Secure use of Wi-Fi, cellular, iCloud, and Gmail
When Apple Watch isn’t within Bluetooth range, Wi-Fi or cellular can be used instead. Apple Watch automatically joins Wi-Fi networks that have been already been joined on the paired iPhone and whose credentials have synced to the Apple Watch while both devices were in range. This Auto-Join behavior can then be configured on a per-network basis in the Wi-Fi section of the Apple Watch Settings app. Wi-Fi networks that have never been joined before on either device can be manually joined in Wi-Fi section of the Apple Watch Settings app.
When Apple Watch and iPhone are out of range, Apple Watch connects directly to iCloud and Gmail servers to fetch Mail, as opposed to syncing Mail data with the paired iPhone over the internet. For Gmail accounts, the user is required to authenticate to Google in the Mail section of the Watch app on iPhone. The OAuth token received from Google is sent over to Apple Watch in encrypted format over Apple Identity Service (IDS) so it can be used to fetch Mail. This OAuth token is never used for connectivity with the Gmail server from the paired iPhone.
Locking and unlocking Apple Watch
If wrist detection is enabled, the device locks automatically shortly after it’s removed from the user’s wrist. If wrist detection is disabled, Control Center provides an option for locking Apple Watch. When Apple Watch is locked, Apple Pay can be used only by entering the watch’s passcode. Wrist detection is turned off using the Apple Watch app on iPhone. This setting can also be enforced using a mobile device management (MDM) solution.
The paired iPhone can also unlock the watch, provided the watch is being worn. This is accomplished by establishing a connection authenticated by the keys established during pairing. iPhone sends the key, which the watch uses to unlock its Data Protection keys. The watch passcode isn’t known to iPhone nor is it transmitted. This feature can be turned off using the Apple Watch app on iPhone.
Enabling Find My on the paired iPhone also allows the use of Activation Lock on Apple Watch. Activation Lock makes it harder for anyone to use or sell an Apple Watch that’s been lost or stolen. Activation Lock requires the user’s Apple ID and password to unpair, erase, or reactivate an Apple Watch.
Updating system software
Apple Watch can be configured for a system software update the same night. For more information on how the Apple Watch passcode gets stored and used during the update, see Keybags.
Auto Unlock with Apple Watch in macOS

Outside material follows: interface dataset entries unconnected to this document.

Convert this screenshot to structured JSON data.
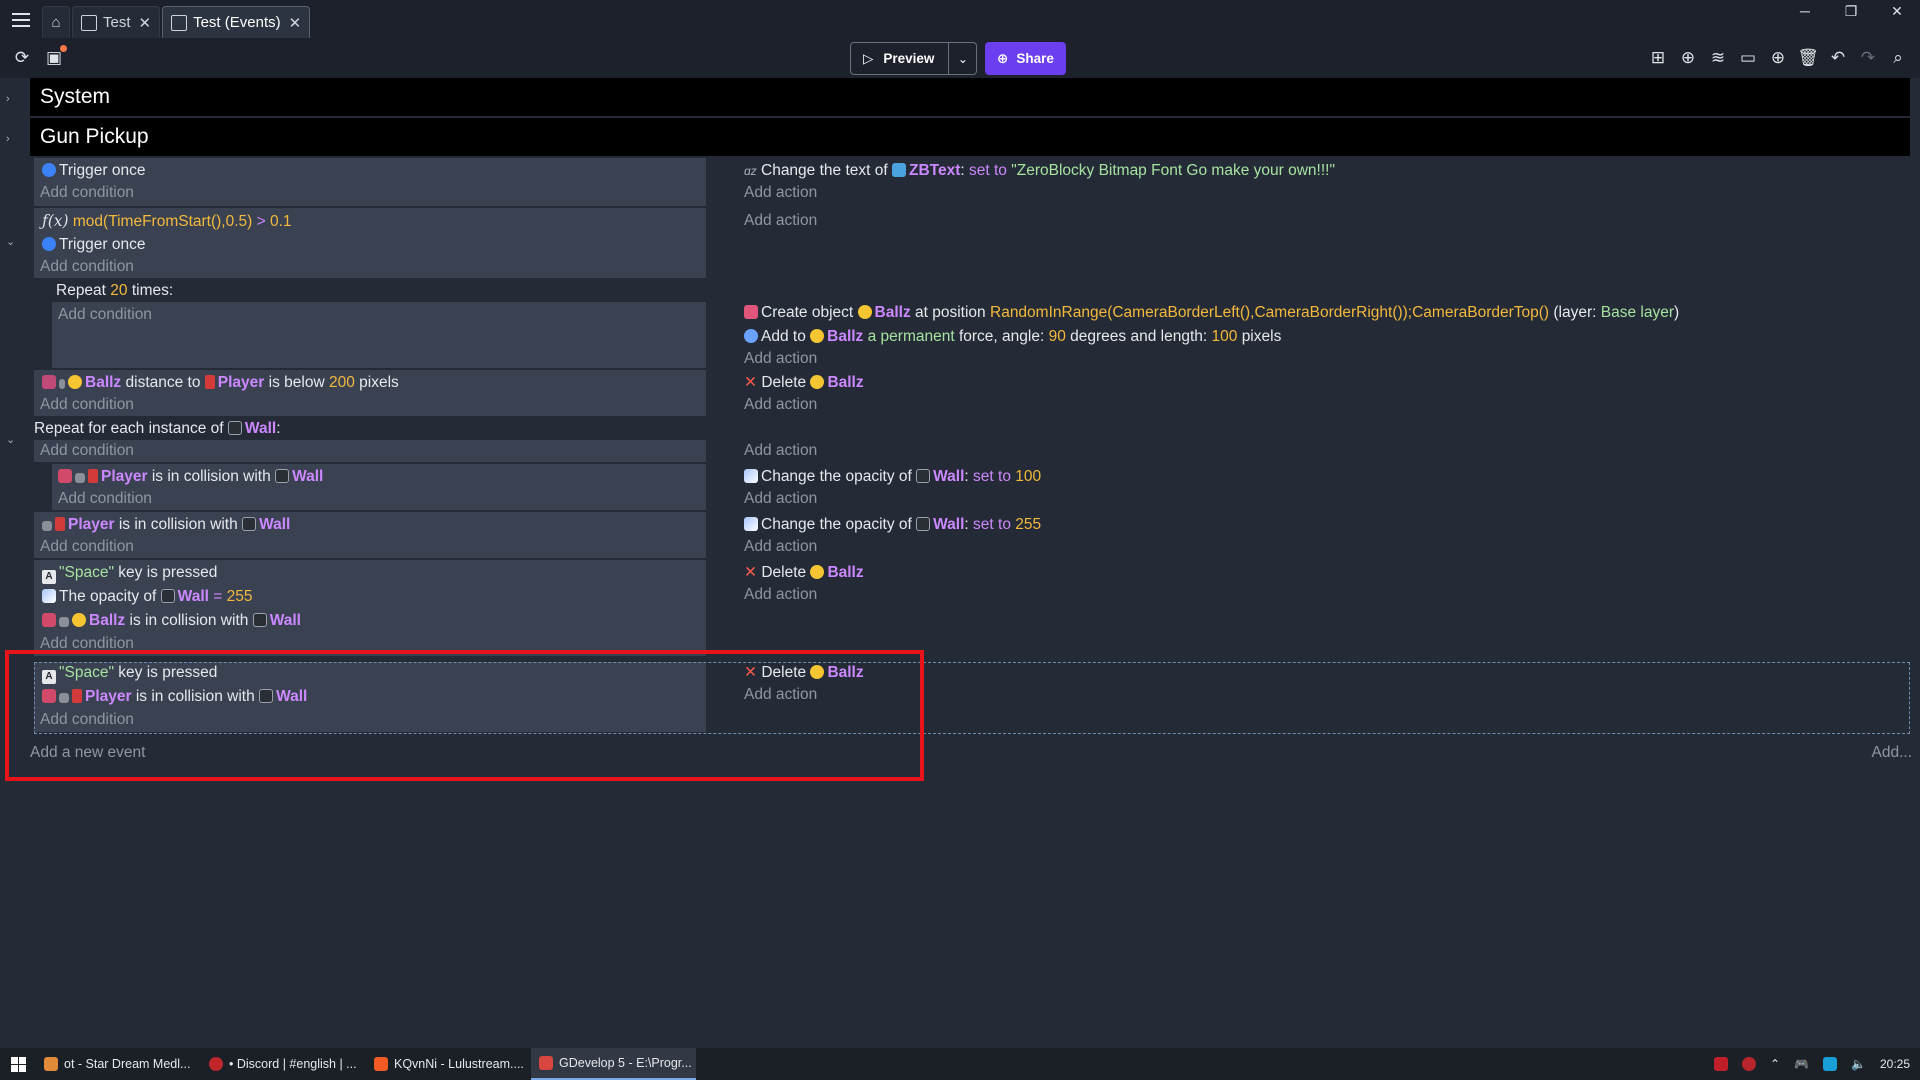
{
  "tabs": [
    {
      "label": "Test"
    },
    {
      "label": "Test (Events)"
    }
  ],
  "window_controls": {
    "minimize": "─",
    "restore": "❐",
    "close": "✕"
  },
  "toolbar": {
    "preview_label": "Preview",
    "share_label": "Share"
  },
  "groups": [
    "System",
    "Gun Pickup"
  ],
  "events": {
    "e1": {
      "cond1": "Trigger once",
      "add_condition": "Add condition",
      "act1_prefix": "Change the text of",
      "act1_obj": "ZBText",
      "act1_mid": "set to",
      "act1_value": "\"ZeroBlocky Bitmap Font Go make your own!!!\"",
      "add_action": "Add action"
    },
    "e2": {
      "cond1_fn": "mod(TimeFromStart(),0.5)",
      "cond1_op": ">",
      "cond1_val": "0.1",
      "cond2": "Trigger once",
      "add_condition": "Add condition",
      "add_action": "Add action"
    },
    "repeat": {
      "prefix": "Repeat",
      "count": "20",
      "suffix": "times:",
      "add_condition": "Add condition",
      "act1_prefix": "Create object",
      "act1_obj": "Ballz",
      "act1_mid": "at position",
      "act1_expr": "RandomInRange(CameraBorderLeft(),CameraBorderRight());CameraBorderTop()",
      "act1_layer_label": "(layer:",
      "act1_layer": "Base layer",
      "act1_end": ")",
      "act2_prefix": "Add to",
      "act2_obj": "Ballz",
      "act2_kw": "a permanent",
      "act2_mid": "force, angle:",
      "act2_angle": "90",
      "act2_mid2": "degrees and length:",
      "act2_len": "100",
      "act2_end": "pixels",
      "add_action": "Add action"
    },
    "e3": {
      "obj1": "Ballz",
      "mid": "distance to",
      "obj2": "Player",
      "mid2": "is below",
      "val": "200",
      "end": "pixels",
      "add_condition": "Add condition",
      "act1_prefix": "Delete",
      "act1_obj": "Ballz",
      "add_action": "Add action"
    },
    "foreach": {
      "prefix": "Repeat for each instance of",
      "obj": "Wall",
      "suffix": ":",
      "add_condition": "Add condition",
      "add_action": "Add action"
    },
    "e4": {
      "obj1": "Player",
      "mid": "is in collision with",
      "obj2": "Wall",
      "add_condition": "Add condition",
      "act1_prefix": "Change the opacity of",
      "act1_obj": "Wall",
      "act1_mid": "set to",
      "act1_val": "100",
      "add_action": "Add action"
    },
    "e5": {
      "obj1": "Player",
      "mid": "is in collision with",
      "obj2": "Wall",
      "add_condition": "Add condition",
      "act1_prefix": "Change the opacity of",
      "act1_obj": "Wall",
      "act1_mid": "set to",
      "act1_val": "255",
      "add_action": "Add action"
    },
    "e6": {
      "cond1_key": "\"Space\"",
      "cond1_end": "key is pressed",
      "cond2_prefix": "The opacity of",
      "cond2_obj": "Wall",
      "cond2_op": "=",
      "cond2_val": "255",
      "cond3_obj": "Ballz",
      "cond3_mid": "is in collision with",
      "cond3_obj2": "Wall",
      "add_condition": "Add condition",
      "act1_prefix": "Delete",
      "act1_obj": "Ballz",
      "add_action": "Add action"
    },
    "e7": {
      "cond1_key": "\"Space\"",
      "cond1_end": "key is pressed",
      "cond2_obj": "Player",
      "cond2_mid": "is in collision with",
      "cond2_obj2": "Wall",
      "add_condition": "Add condition",
      "act1_prefix": "Delete",
      "act1_obj": "Ballz",
      "add_action": "Add action"
    }
  },
  "footer": {
    "add_event": "Add a new event",
    "add_more": "Add..."
  },
  "taskbar": {
    "items": [
      {
        "label": "ot - Star Dream Medl..."
      },
      {
        "label": "• Discord | #english | ..."
      },
      {
        "label": "KQvnNi - Lulustream...."
      },
      {
        "label": "GDevelop 5 - E:\\Progr..."
      }
    ],
    "clock": "20:25"
  },
  "colors": {
    "accent": "#6b3ef0",
    "highlight_box": "#e8141b",
    "object": "#cc88ff",
    "number": "#f3b93d",
    "string": "#a6e2a0"
  }
}
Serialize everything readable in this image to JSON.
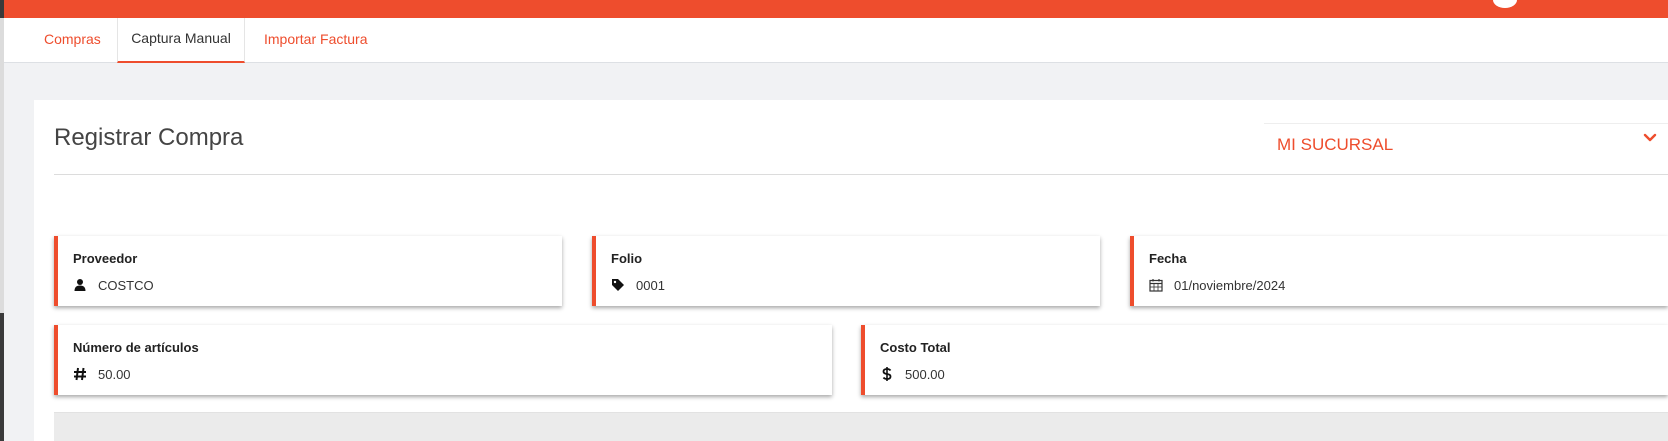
{
  "tabs": [
    {
      "label": "Compras"
    },
    {
      "label": "Captura Manual"
    },
    {
      "label": "Importar Factura"
    }
  ],
  "card": {
    "title": "Registrar Compra",
    "branch": {
      "label": "MI SUCURSAL",
      "icon": "chevron-down-icon"
    }
  },
  "fields": {
    "proveedor": {
      "label": "Proveedor",
      "value": "COSTCO",
      "icon": "user-icon"
    },
    "folio": {
      "label": "Folio",
      "value": "0001",
      "icon": "tag-icon"
    },
    "fecha": {
      "label": "Fecha",
      "value": "01/noviembre/2024",
      "icon": "calendar-icon"
    },
    "articulos": {
      "label": "Número de artículos",
      "value": "50.00",
      "icon": "hash-icon"
    },
    "costo": {
      "label": "Costo Total",
      "value": "500.00",
      "icon": "dollar-icon"
    }
  },
  "colors": {
    "accent": "#ee4d2d",
    "background": "#f1f2f4"
  }
}
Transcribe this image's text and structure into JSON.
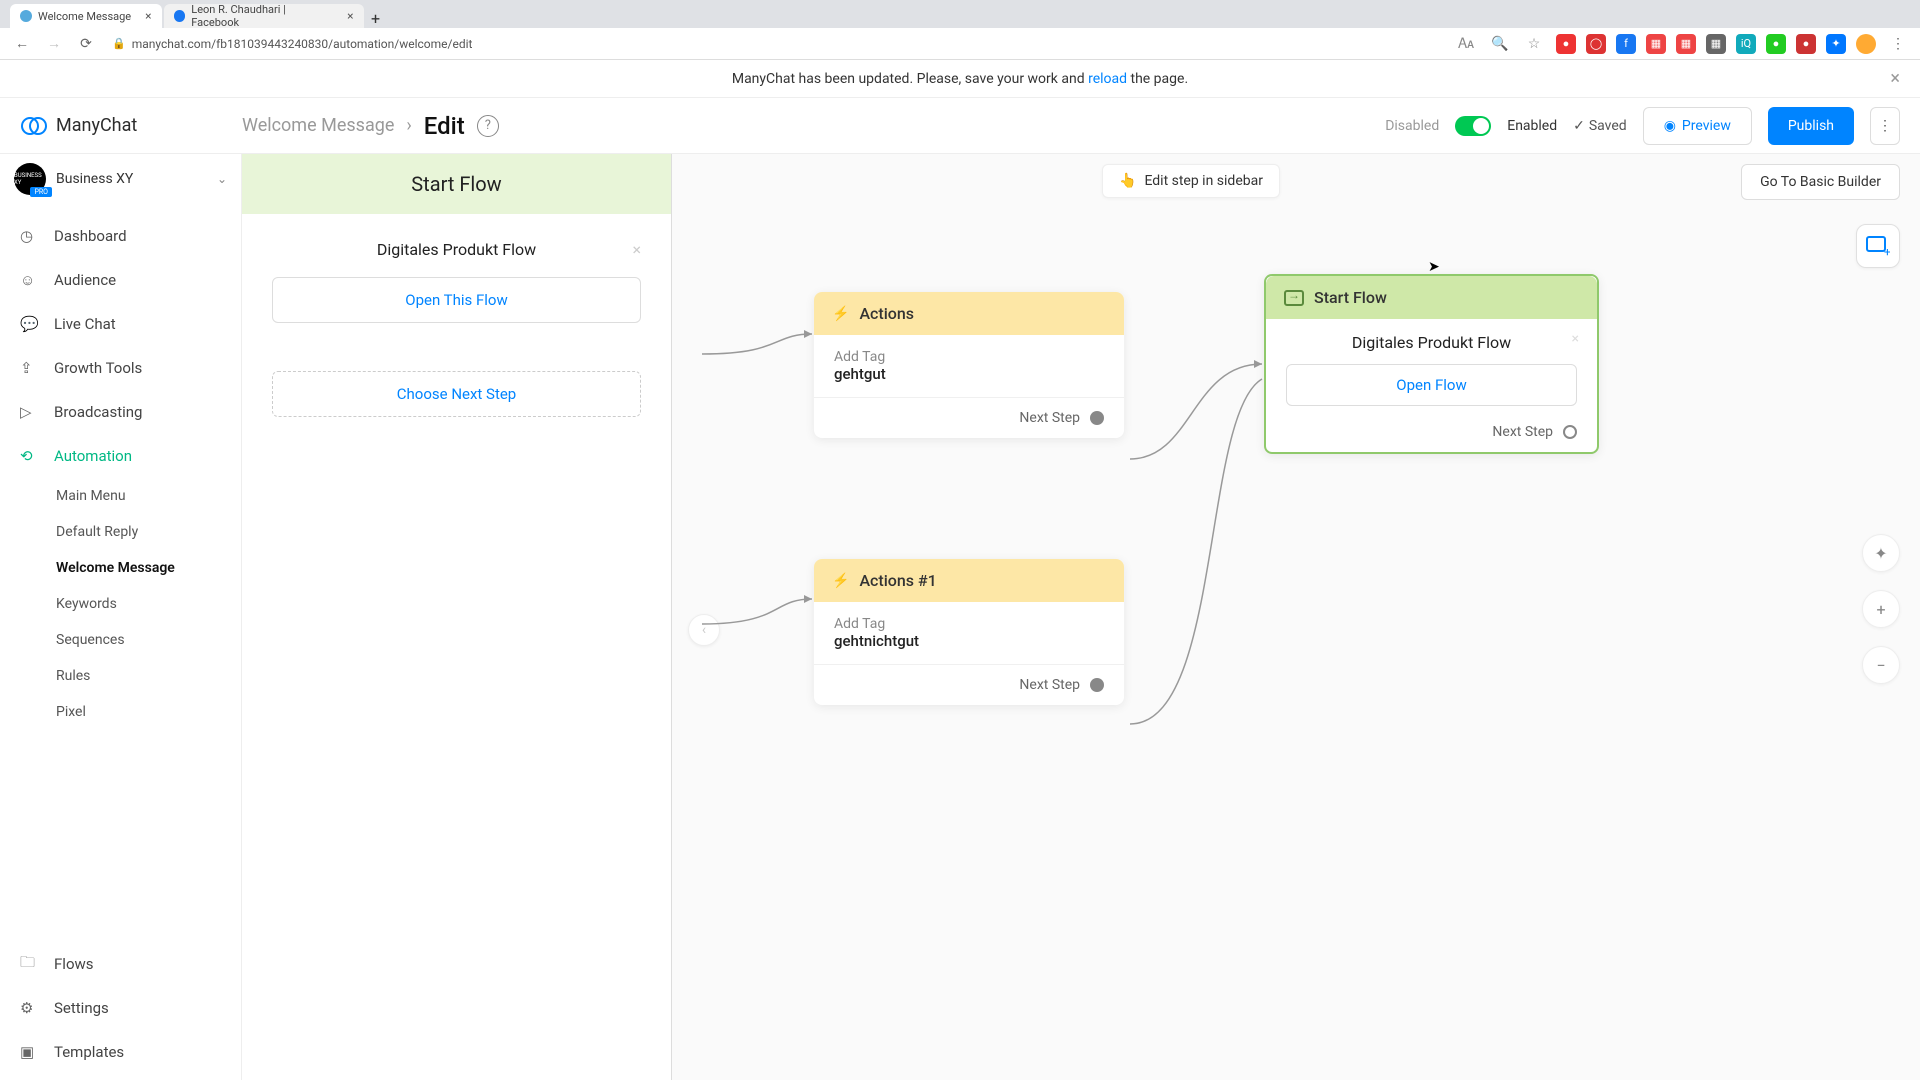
{
  "browser": {
    "tabs": [
      {
        "title": "Welcome Message",
        "active": true
      },
      {
        "title": "Leon R. Chaudhari | Facebook",
        "active": false
      }
    ],
    "url": "manychat.com/fb181039443240830/automation/welcome/edit"
  },
  "banner": {
    "text_before": "ManyChat has been updated. Please, save your work and ",
    "link": "reload",
    "text_after": " the page."
  },
  "brand": "ManyChat",
  "breadcrumb": {
    "flow": "Welcome Message",
    "page": "Edit"
  },
  "header": {
    "disabled": "Disabled",
    "enabled": "Enabled",
    "saved": "Saved",
    "preview": "Preview",
    "publish": "Publish"
  },
  "org": {
    "name": "Business XY",
    "badge": "PRO"
  },
  "nav": {
    "items": [
      {
        "label": "Dashboard"
      },
      {
        "label": "Audience"
      },
      {
        "label": "Live Chat"
      },
      {
        "label": "Growth Tools"
      },
      {
        "label": "Broadcasting"
      },
      {
        "label": "Automation",
        "active": true
      }
    ],
    "sub": [
      {
        "label": "Main Menu"
      },
      {
        "label": "Default Reply"
      },
      {
        "label": "Welcome Message",
        "active": true
      },
      {
        "label": "Keywords"
      },
      {
        "label": "Sequences"
      },
      {
        "label": "Rules"
      },
      {
        "label": "Pixel"
      }
    ],
    "bottom": [
      {
        "label": "Flows"
      },
      {
        "label": "Settings"
      },
      {
        "label": "Templates"
      }
    ]
  },
  "hint": "Edit step in sidebar",
  "basic_builder": "Go To Basic Builder",
  "inspector": {
    "head": "Start Flow",
    "title": "Digitales Produkt Flow",
    "open": "Open This Flow",
    "choose": "Choose Next Step"
  },
  "nodes": {
    "actions1": {
      "title": "Actions",
      "tag_label": "Add Tag",
      "tag_value": "gehtgut",
      "next": "Next Step"
    },
    "actions2": {
      "title": "Actions #1",
      "tag_label": "Add Tag",
      "tag_value": "gehtnichtgut",
      "next": "Next Step"
    },
    "startflow": {
      "title": "Start Flow",
      "flow_name": "Digitales Produkt Flow",
      "open": "Open Flow",
      "next": "Next Step"
    }
  }
}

Users with Apple Watch can use it to automatically unlock their Mac. Bluetooth Low Energy (BLE) and peer-to-peer Wi-Fi allow Apple Watch to securely unlock a Mac after ensuring proximity between the devices. This requires an iCloud account with two-factor authentication configured.
When enabling an Apple Watch to unlock a Mac, a secure link using Auto Unlock Identities is established. The Mac creates a random one-time-use unlock secret and transmits it to the Apple Watch over the link. The secret is stored on Apple Watch and can be accessed only when Apple Watch is unlocked. The unlock token isn’t the user’s password.
During an unlock operation, the Mac uses BLE to create a connection to the Apple Watch. A secure link is then established between the two devices using the shared keys used when it was first enabled. The Mac and Apple Watch then use peer-to-peer Wi-Fi and a secure key derived from the secure link to determine the distance between the two devices. If the devices are within range, the secure link is then used to transfer the preshared secret to unlock the Mac. After successful unlock, the Mac replaces the current unlock secret with a new one-time use unlock secret and transmits the new unlock secret to the Apple Watch over the link.
Approve with Apple Watch
When Auto Unlock with Apple Watch is enabled, the Apple Watch can be used in place or together with Touch ID to approve authorization and authentication prompts from:
macOS and Apple apps that request authorization
Third-party apps that request authentication
Saved Safari passwords